Answer with a number only, giving how many lines in the data below include "учащихся".

** Opening EXERCISE MATERIAL block **

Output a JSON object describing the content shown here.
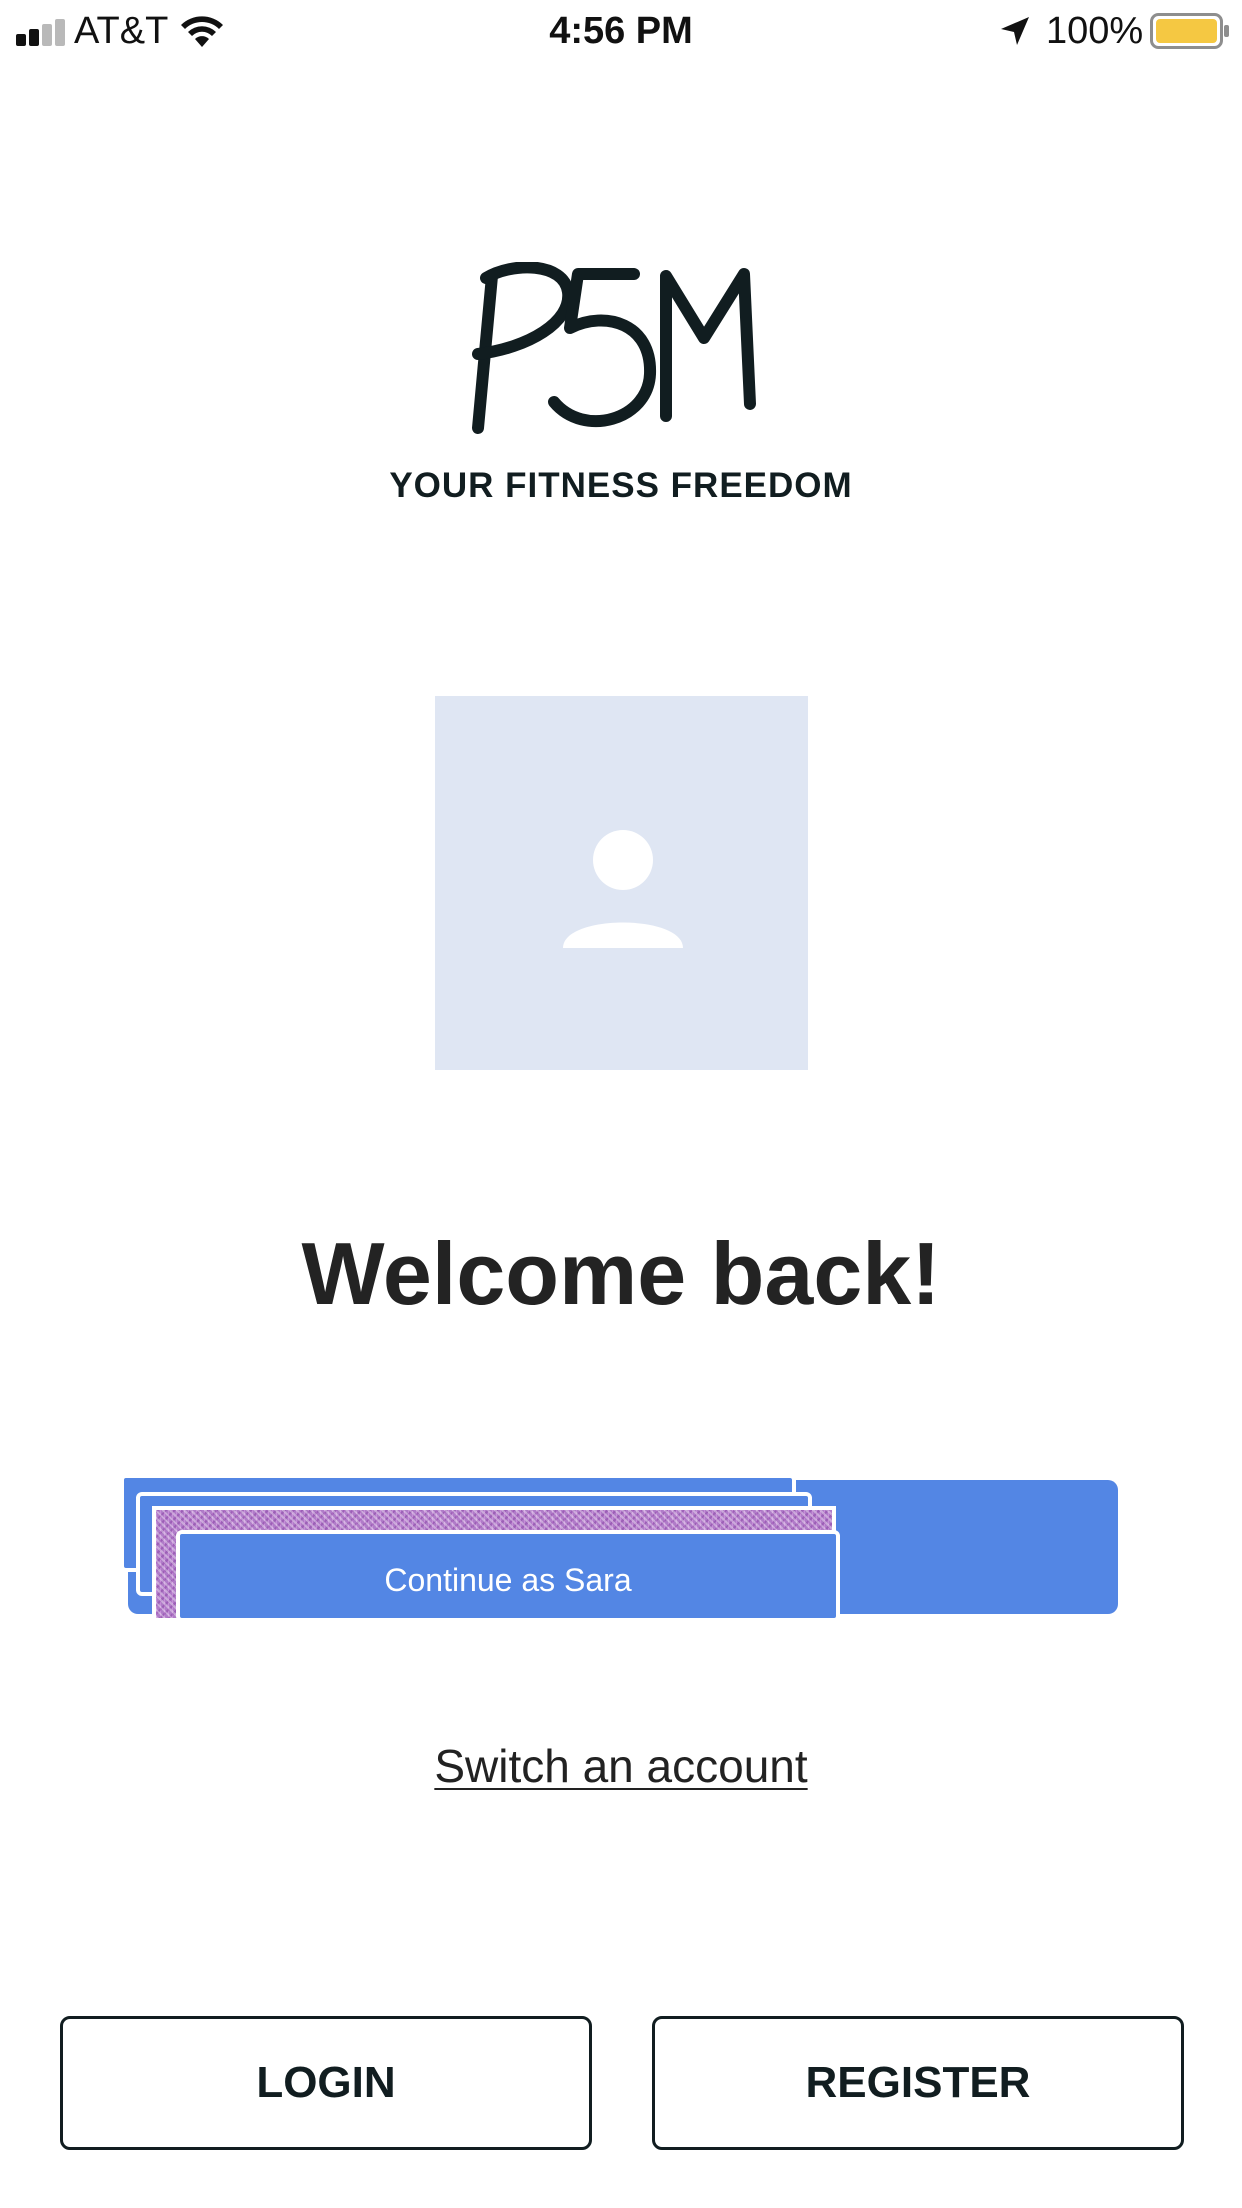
{
  "status_bar": {
    "carrier": "AT&T",
    "time": "4:56 PM",
    "battery_percent": "100%",
    "battery_level": 1.0,
    "signal_bars_filled": 2,
    "signal_bars_total": 4,
    "icons": [
      "signal-icon",
      "wifi-icon",
      "location-arrow-icon",
      "battery-icon"
    ]
  },
  "brand": {
    "logo_text": "P5M",
    "tagline": "YOUR FITNESS FREEDOM",
    "color": "#111d20"
  },
  "avatar": {
    "icon": "user-placeholder-icon",
    "background": "#dfe6f3"
  },
  "welcome": {
    "title": "Welcome back!"
  },
  "continue": {
    "label": "Continue as Sara",
    "color": "#5386e4"
  },
  "switch_account": {
    "label": "Switch an account"
  },
  "actions": {
    "login_label": "LOGIN",
    "register_label": "REGISTER"
  }
}
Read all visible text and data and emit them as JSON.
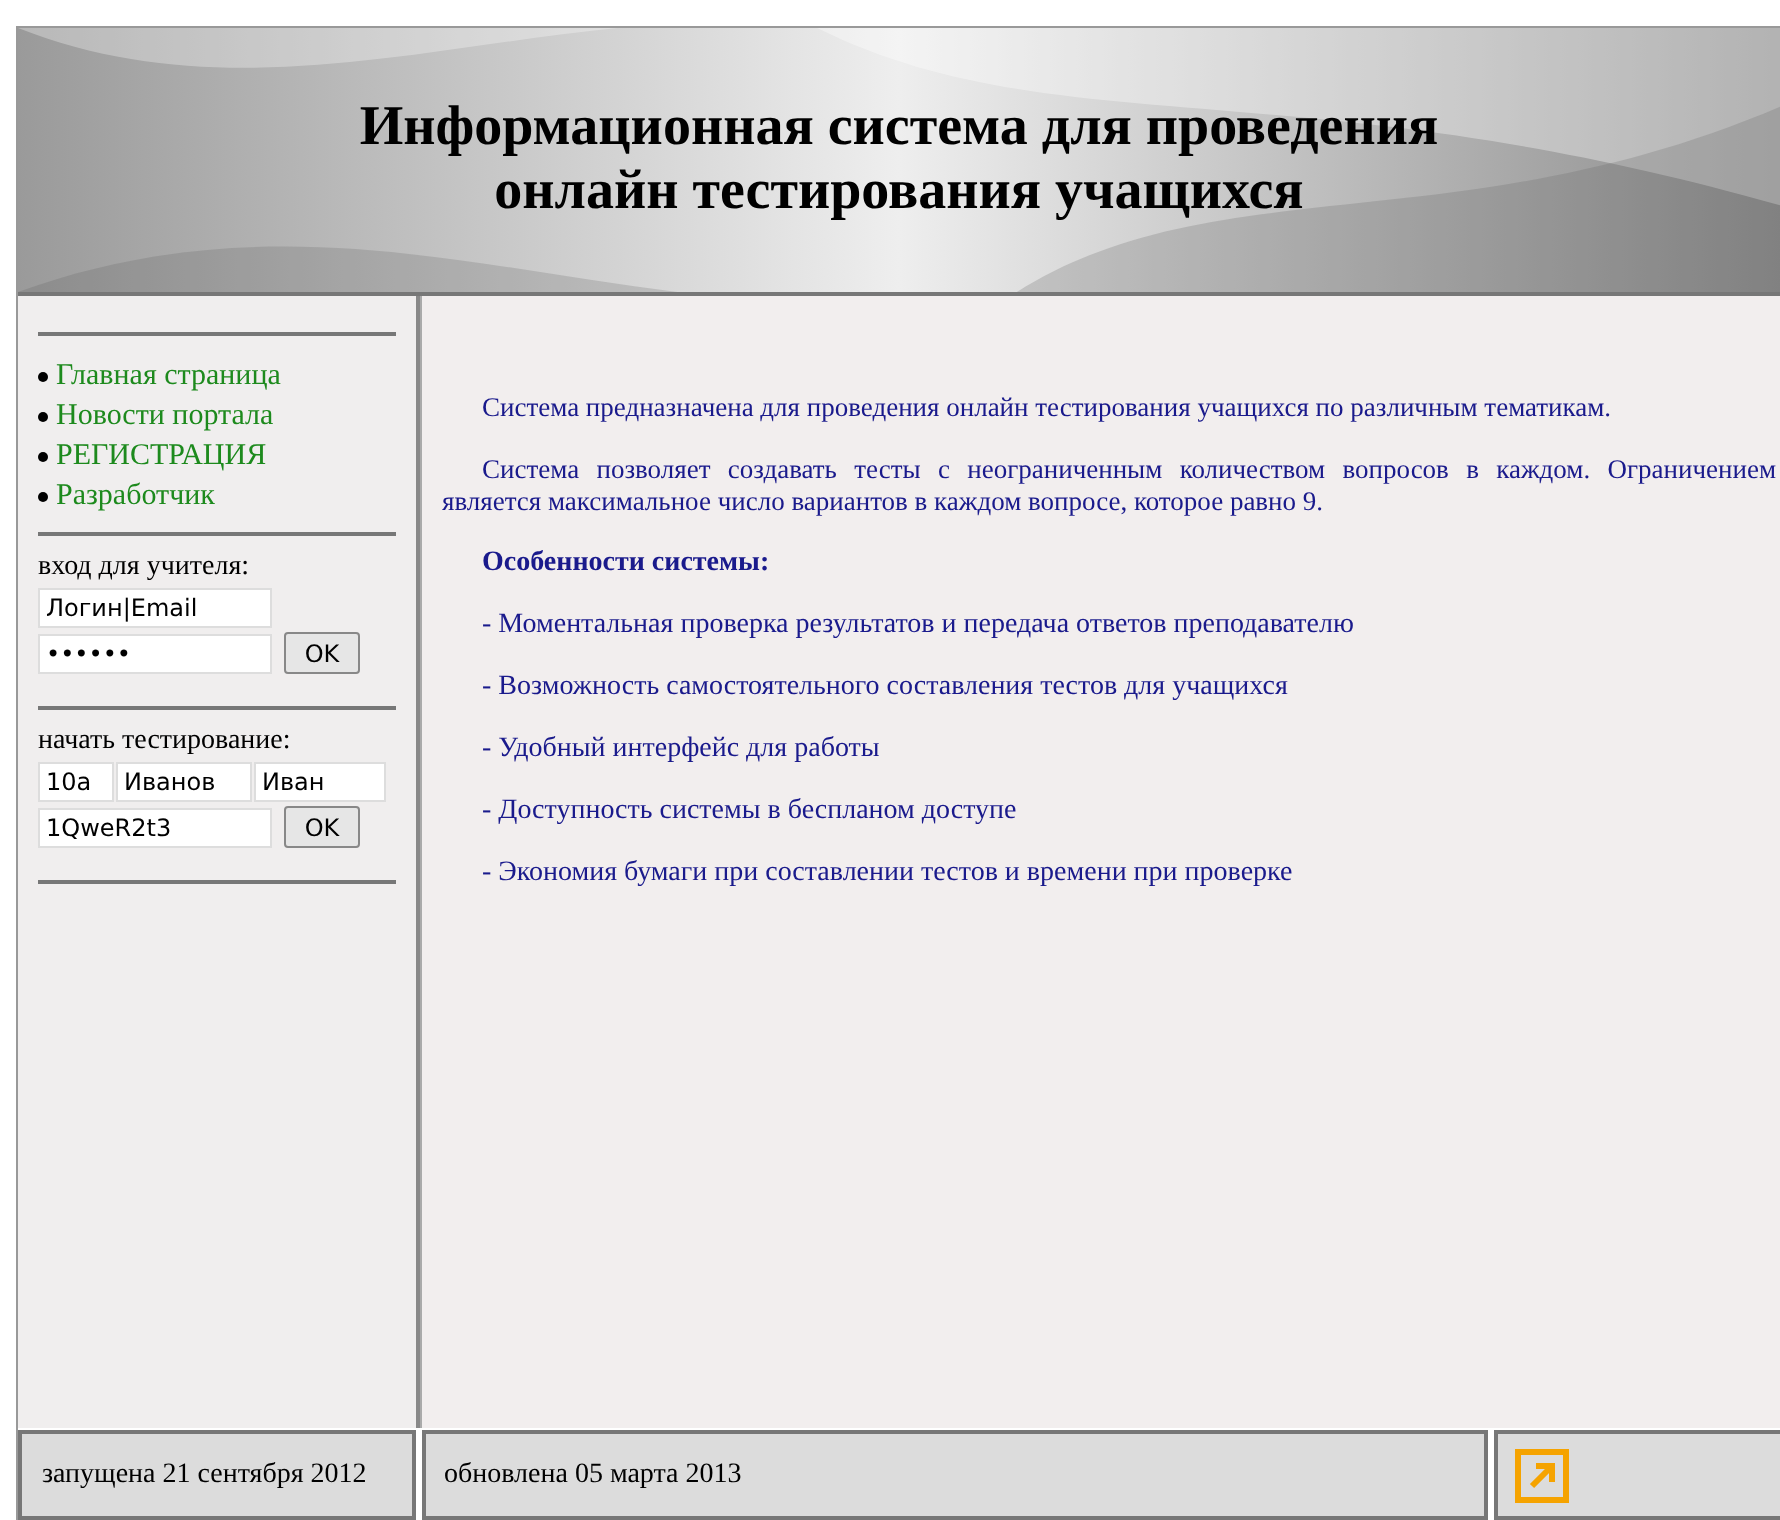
{
  "header": {
    "title_lines": [
      "Информационная система для проведения",
      "онлайн тестирования учащихся"
    ]
  },
  "sidebar": {
    "nav": [
      {
        "label": "Главная страница"
      },
      {
        "label": "Новости портала"
      },
      {
        "label": "РЕГИСТРАЦИЯ"
      },
      {
        "label": "Разработчик"
      }
    ],
    "teacher_login": {
      "label": "вход для учителя:",
      "login": "Логин|Email",
      "password": "••••••",
      "button": "OK"
    },
    "start_test": {
      "label": "начать тестирование:",
      "class": "10а",
      "surname": "Иванов",
      "name": "Иван",
      "code": "1QweR2t3",
      "button": "OK"
    }
  },
  "main": {
    "paragraphs": [
      {
        "kind": "text",
        "text": "Система предназначена для проведения онлайн тестирования учащихся по различным тематикам."
      },
      {
        "kind": "text",
        "text": "Система позволяет создавать тесты с неограниченным количеством вопросов в каждом. Ограничением является максимальное число вариантов в каждом вопросе, которое равно 9."
      },
      {
        "kind": "heading",
        "text": "Особенности системы:"
      },
      {
        "kind": "item",
        "text": "- Моментальная проверка результатов и передача ответов преподавателю"
      },
      {
        "kind": "item",
        "text": "- Возможность самостоятельного составления тестов для учащихся"
      },
      {
        "kind": "item",
        "text": "- Удобный интерфейс для работы"
      },
      {
        "kind": "item",
        "text": "- Доступность системы в беспланом доступе"
      },
      {
        "kind": "item",
        "text": "- Экономия бумаги при составлении тестов и времени при проверке"
      }
    ]
  },
  "footer": {
    "launched": "запущена 21 сентября 2012",
    "updated": "обновлена 05 марта 2013"
  }
}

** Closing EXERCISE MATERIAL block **

#### RESULT
3